All the data beneath this line is to be reproduced exactly.

+ + + + +

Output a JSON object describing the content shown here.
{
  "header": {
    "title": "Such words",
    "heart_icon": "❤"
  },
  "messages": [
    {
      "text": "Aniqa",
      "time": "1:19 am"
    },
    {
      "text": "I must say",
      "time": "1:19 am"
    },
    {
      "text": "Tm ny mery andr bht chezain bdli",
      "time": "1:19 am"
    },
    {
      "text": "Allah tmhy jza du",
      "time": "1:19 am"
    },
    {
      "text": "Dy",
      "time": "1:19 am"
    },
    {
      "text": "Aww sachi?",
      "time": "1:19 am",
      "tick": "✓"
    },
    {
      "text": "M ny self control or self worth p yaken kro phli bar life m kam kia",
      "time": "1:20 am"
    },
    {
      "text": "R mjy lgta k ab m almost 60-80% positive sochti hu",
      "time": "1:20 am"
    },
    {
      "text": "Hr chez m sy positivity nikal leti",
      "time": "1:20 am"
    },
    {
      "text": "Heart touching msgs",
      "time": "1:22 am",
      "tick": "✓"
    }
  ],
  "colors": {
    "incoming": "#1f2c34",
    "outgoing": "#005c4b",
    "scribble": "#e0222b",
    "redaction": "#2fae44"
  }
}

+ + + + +

WRITTEN SOLUTION:
Output a JSON object describing the content shown here.
{
  "header": {
    "title": "Such words",
    "heart_icon": "❤"
  },
  "messages": [
    {
      "text": "Aniqa",
      "time": "1:19 am"
    },
    {
      "text": "I must say",
      "time": "1:19 am"
    },
    {
      "text": "Tm ny mery andr bht chezain bdli",
      "time": "1:19 am"
    },
    {
      "text": "Allah tmhy jza du",
      "time": "1:19 am"
    },
    {
      "text": "Dy",
      "time": "1:19 am"
    },
    {
      "text": "Aww sachi?",
      "time": "1:19 am",
      "tick": "✓"
    },
    {
      "text": "M ny self control or self worth p yaken kro phli bar life m kam kia",
      "time": "1:20 am"
    },
    {
      "text": "R mjy lgta k ab m almost 60-80% positive sochti hu",
      "time": "1:20 am"
    },
    {
      "text": "Hr chez m sy positivity nikal leti",
      "time": "1:20 am"
    },
    {
      "text": "Heart touching msgs",
      "time": "1:22 am",
      "tick": "✓"
    }
  ],
  "colors": {
    "incoming": "#1f2c34",
    "outgoing": "#005c4b",
    "scribble": "#e0222b",
    "redaction": "#2fae44"
  }
}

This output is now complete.